In one sense, the Sistrix study confirms what we already know: Google prefers sites that add value for the browser--and will penalize sites that seemingly focus on revenue generation to the detriment of content. Yet the study's findings also provide a nuanced view of how to design a Google-friendly website.
This nuance is especially valuable in light of Google's recent secrecy about the algorithm updates. Since the retirement of Matt Cutts, Google's former head of search quality, who had a congenial relationship with the SEO and digital marketing communities, Google has become decidedly tight-lipped about algorithm updates.
In fact, as Search Engine Land reported, Google's search engine leads decided not to talk about Fred, and would only confirm that the update targeted techniques documented in Google's Webmaster Guidelines.
So what does the Sistrix report tell us about Google-friendly website design? Content is key, of course, yet the way the content appears on the page is also crucially important.
Website Design: How to Impress Google
The term website design is often used interchangeably with website development, though design is a subset of development. People often refer to website design as the "front of the house" look and feel of a site, including the layout and graphics. Website development includes website design, yet also encompasses the "back of the house" work of coding, which makes a website secure and search engine friendly.
Of course, when design focuses on "look and feel," the result is often an attractive website.
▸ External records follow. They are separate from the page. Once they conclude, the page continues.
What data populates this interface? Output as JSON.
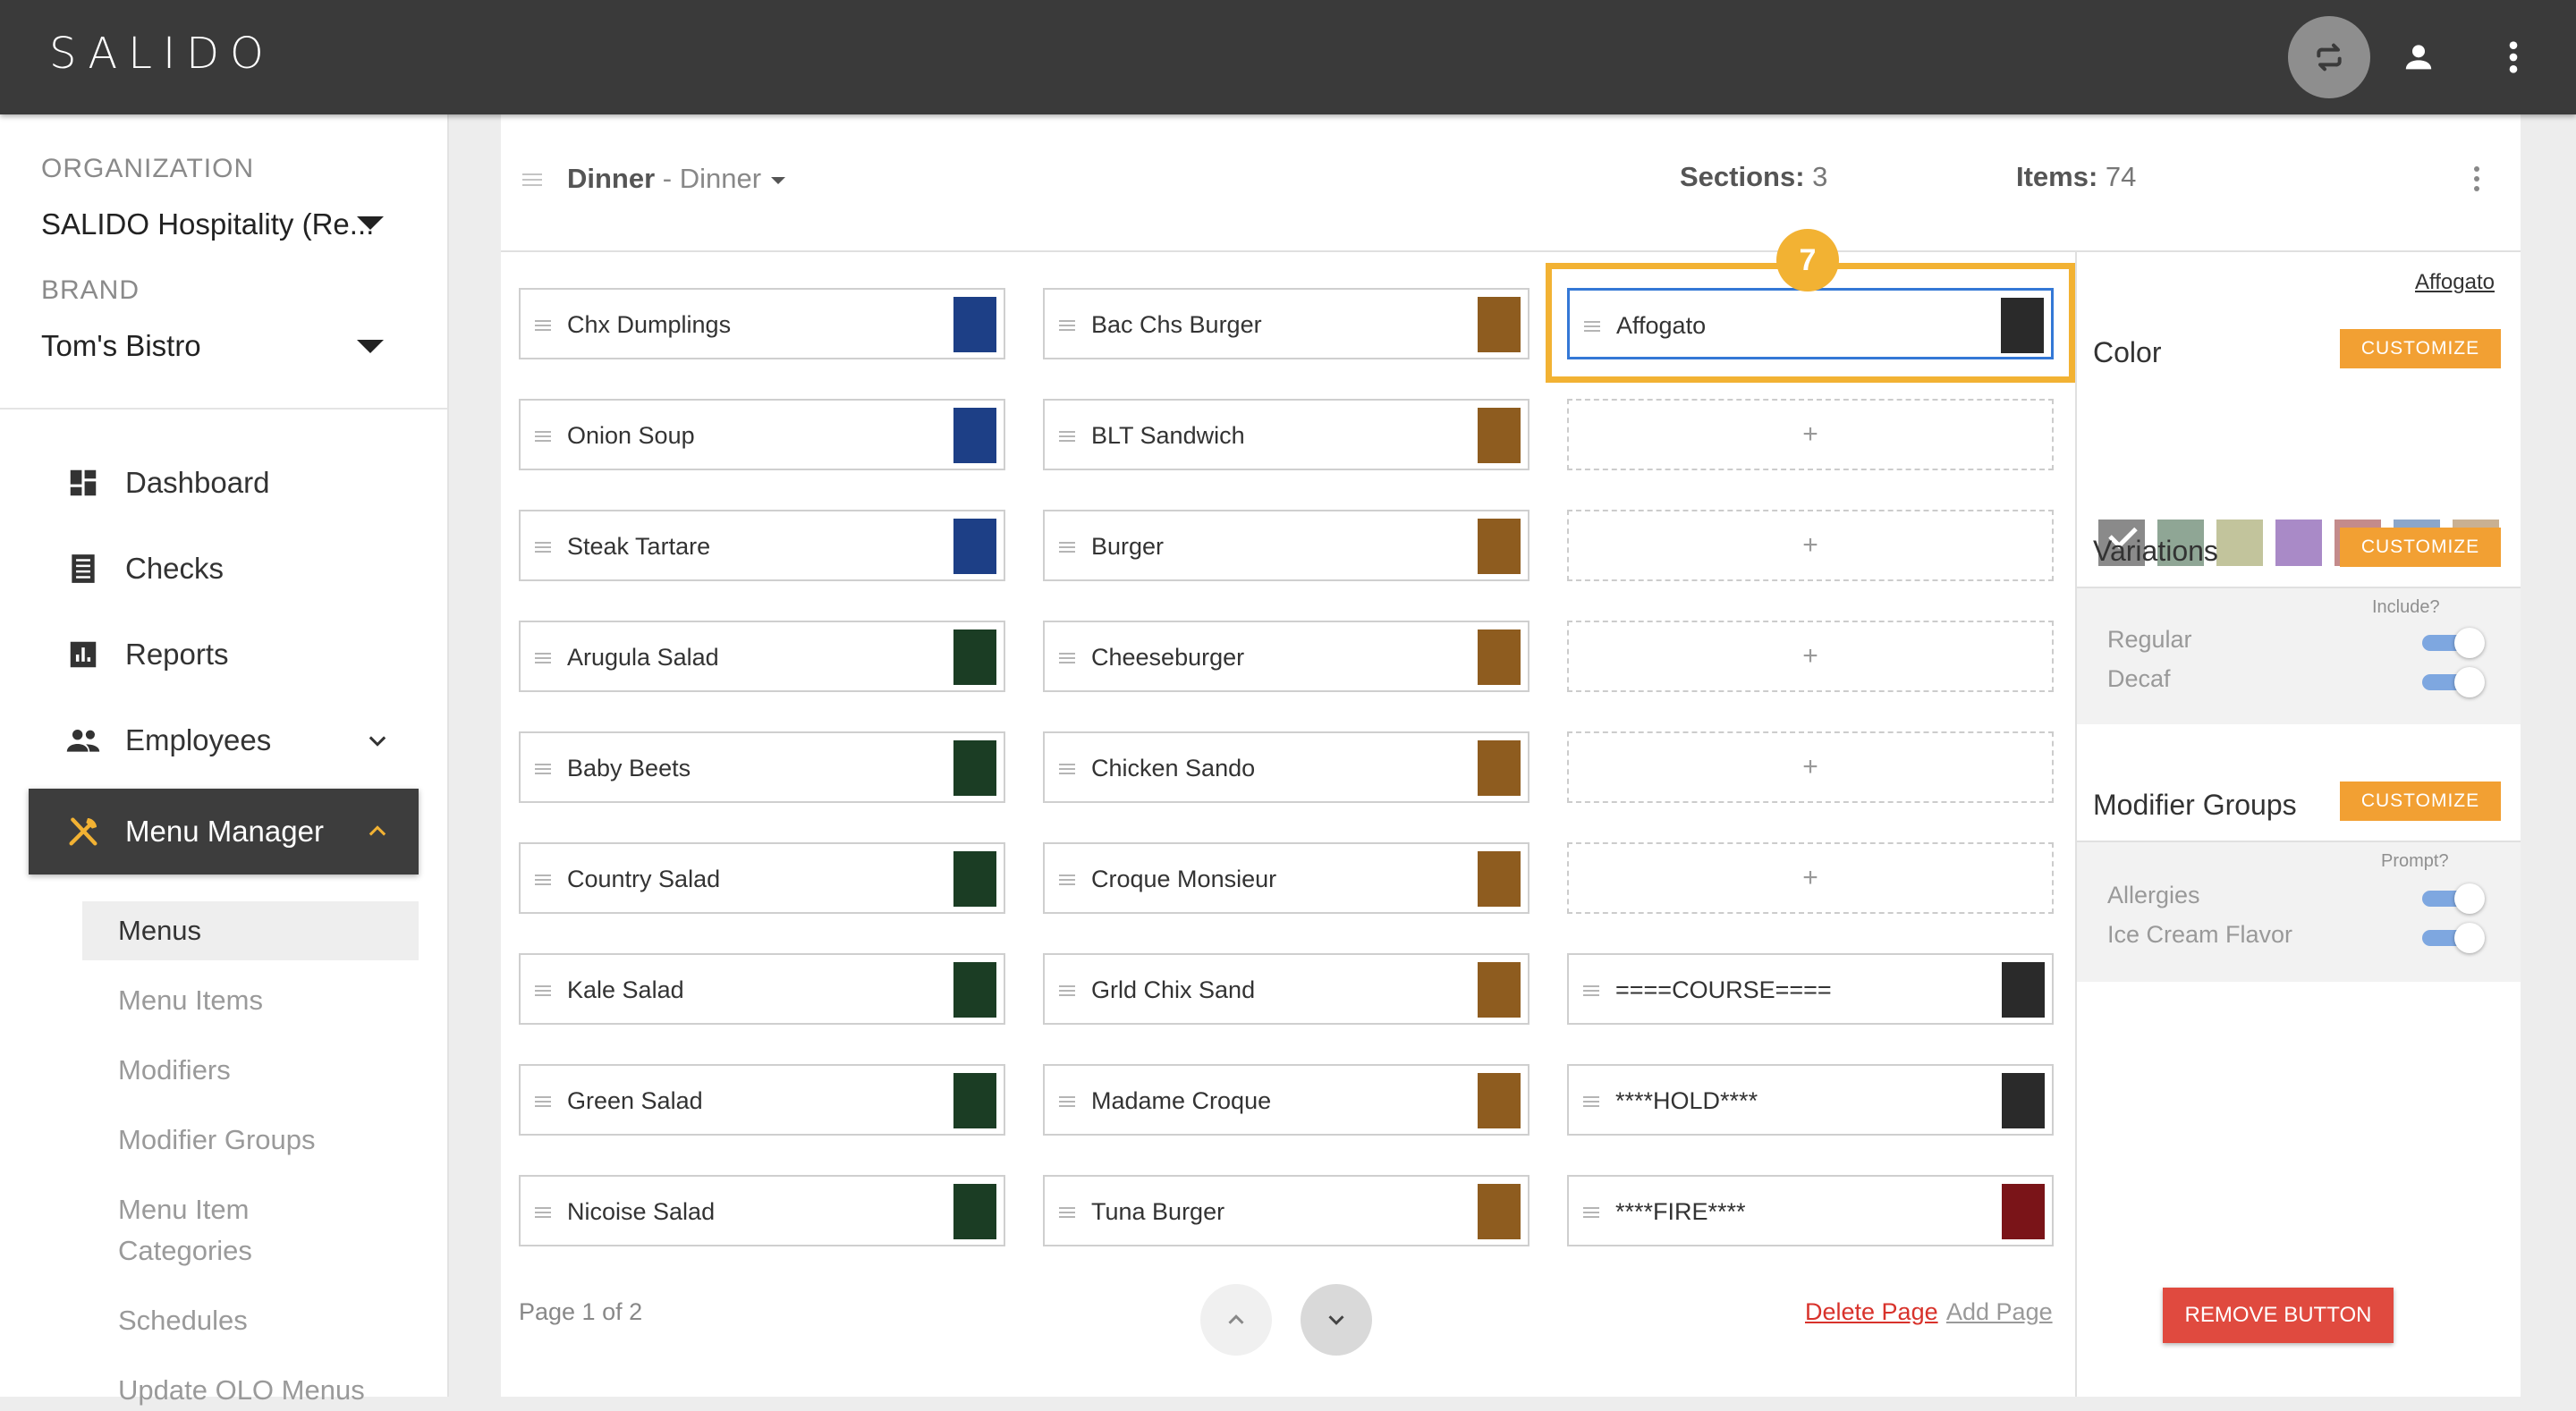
{
  "app": {
    "logo": "SALIDO"
  },
  "sidebar": {
    "organization_label": "ORGANIZATION",
    "organization_value": "SALIDO Hospitality (Re...",
    "brand_label": "BRAND",
    "brand_value": "Tom's Bistro",
    "nav": [
      {
        "label": "Dashboard",
        "icon": "dashboard-icon"
      },
      {
        "label": "Checks",
        "icon": "checks-icon"
      },
      {
        "label": "Reports",
        "icon": "reports-icon"
      },
      {
        "label": "Employees",
        "icon": "employees-icon"
      },
      {
        "label": "Menu Manager",
        "icon": "menu-manager-icon"
      }
    ],
    "subnav": [
      "Menus",
      "Menu Items",
      "Modifiers",
      "Modifier Groups",
      "Menu Item",
      "Categories",
      "Schedules",
      "Update OLO Menus"
    ]
  },
  "header": {
    "menu_name": "Dinner",
    "menu_sub": " - Dinner",
    "sections_label": "Sections:",
    "sections_value": " 3",
    "items_label": "Items:",
    "items_value": " 74"
  },
  "grid": {
    "col1": [
      {
        "name": "Chx Dumplings",
        "color": "#1d3f86"
      },
      {
        "name": "Onion Soup",
        "color": "#1d3f86"
      },
      {
        "name": "Steak Tartare",
        "color": "#1d3f86"
      },
      {
        "name": "Arugula Salad",
        "color": "#1b3d24"
      },
      {
        "name": "Baby Beets",
        "color": "#1b3d24"
      },
      {
        "name": "Country Salad",
        "color": "#1b3d24"
      },
      {
        "name": "Kale Salad",
        "color": "#1b3d24"
      },
      {
        "name": "Green Salad",
        "color": "#1b3d24"
      },
      {
        "name": "Nicoise Salad",
        "color": "#1b3d24"
      }
    ],
    "col2": [
      {
        "name": "Bac Chs Burger",
        "color": "#8e5c1f"
      },
      {
        "name": "BLT Sandwich",
        "color": "#8e5c1f"
      },
      {
        "name": "Burger",
        "color": "#8e5c1f"
      },
      {
        "name": "Cheeseburger",
        "color": "#8e5c1f"
      },
      {
        "name": "Chicken Sando",
        "color": "#8e5c1f"
      },
      {
        "name": "Croque Monsieur",
        "color": "#8e5c1f"
      },
      {
        "name": "Grld Chix Sand",
        "color": "#8e5c1f"
      },
      {
        "name": "Madame Croque",
        "color": "#8e5c1f"
      },
      {
        "name": "Tuna Burger",
        "color": "#8e5c1f"
      }
    ],
    "col3": [
      {
        "name": "Affogato",
        "color": "#2a2a2a"
      },
      {
        "name": "+"
      },
      {
        "name": "+"
      },
      {
        "name": "+"
      },
      {
        "name": "+"
      },
      {
        "name": "+"
      },
      {
        "name": "====COURSE====",
        "color": "#2a2a2a"
      },
      {
        "name": "****HOLD****",
        "color": "#2a2a2a"
      },
      {
        "name": "****FIRE****",
        "color": "#7a1418"
      }
    ],
    "empty_label": "+",
    "step_badge": "7"
  },
  "footer": {
    "page_text": "Page 1 of 2",
    "delete_page": "Delete Page",
    "add_page": "Add Page"
  },
  "right_panel": {
    "selected_link": "Affogato",
    "color_label": "Color",
    "customize": "CUSTOMIZE",
    "swatches": [
      "#8a8a8a",
      "#8fa695",
      "#c2c49c",
      "#a98ac7",
      "#c48b8b",
      "#8ba6c9",
      "#c9b092"
    ],
    "variations_label": "Variations",
    "variations_col": "Include?",
    "variations": [
      "Regular",
      "Decaf"
    ],
    "modifier_groups_label": "Modifier Groups",
    "modifier_groups_col": "Prompt?",
    "modifier_groups": [
      "Allergies",
      "Ice Cream Flavor"
    ],
    "remove_button": "REMOVE BUTTON"
  },
  "colors": {
    "accent": "#f2b233",
    "customize": "#f2a033",
    "danger": "#e04a3f",
    "selection": "#3478d6"
  }
}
Unfortunately, attractive does not always translate to effective--especially if the design compromises the website's usability.
We often see attractive designs that fail at functionality. The use of Flash, which can be beautiful, yet can also make websites unruly, and worse, invisible to search engine "crawlers," is a perfect example.
|Certain fashion websites are notorious for offering beautiful designs that sacrifice functionality. Unionmade's site, while beautiful, is often derided for its poor functionality.|
"The problem is simple. Websites that look amazing typically offer little opportunity for on-page optimisation and conversely pages that are well optimised will often compromise the design and user experience."
The key, as we see it, is to never compromise functionality in favor of beauty--and, as much as possible, to not compromise beauty in favor of excessive optimization.
So how do you design a SEO-friendly website? Focus first on how the website will appear to search engine crawlers. Your content must be rendered in a language the search engines understand.
"The easiest way to ensure that the words and phrases you display to your visitors are visible to search engines," Moz notes elsewhere, "is to place them in the HTML text on the page."
Additionally, you must present and streamlined website structure. As we noted in our post on website structure: "A good website is not simply a series of pages, but a carefully-plotted structure that describes, identifies, and classifies pages by topics and sub-topics."
Sound sexy? Perhaps not. But the world of search favors function over form. Speed and efficiency are more important than beauty. Yes, you can have both, but all is lost if browsers cannot access your content quickly and easily.
Other factors of SEO-friendly design, including meta tags and title tags, for example, assure that a website performs its essential role--to communicate information.
Fred: What We Learn About Design from Google's Latest Algorithm Update
Google's latest algorithm update has penalized ad-heavy sites--specifically sites that place ads "above the fold"--a phrase thatdescribes the content visible to a browser without scrolling down the page. Ideally, a website will offer content before ads, above the fold, yet many ad-heavy websites do the opposite. As Colt Ager notes for The Tech Reviewer:
"Understanding what 'above the fold' means is a basic, but critical component in web design. You want to be sure to design your website around this concept with your best and most appealing attributes shown in this area to entice readers to continue to scroll down to the content below the fold."
So your content above the fold should inspire a browser to scroll below the fold. Above the fold ads often inspire browsers to click away. The Sistrix study cites the case of Thefactlist.com, which lost 50% of its traffic post-Fred on Google UK. The layout before the update shows an ad-heavy page with two AdSense ads above the fold:
|Source: Archive.org via Sistrix.com|
|Source: Archive.org via Sistrix.com|
The design lesson here is clear, and confirms what the essential view we confirmed above: Google prefers sites that add value for the browser--and will penalize sites that seemingly focus on revenue generation to the detriment of content.
Of course, Google understands that websites must monetize, yet again, not to to the detriment of the content. And this is the essential point of Google-friendly website design: Prioritize user experience, in terms of content, usability, and speed. Otherwise, all attempts at monetization may be doomed to failure.
An SEO Company That Understands Website Design: Stempan's PC!
To build an effective, fully-optimized website, you need a web design and development company that understands SEO. Stepman's PC is the rare company that offers a host of SEO and marketing professionals to optimize your website. Contact Stepman's PC today to learn how you can improve your website's performance: 215-900-9398.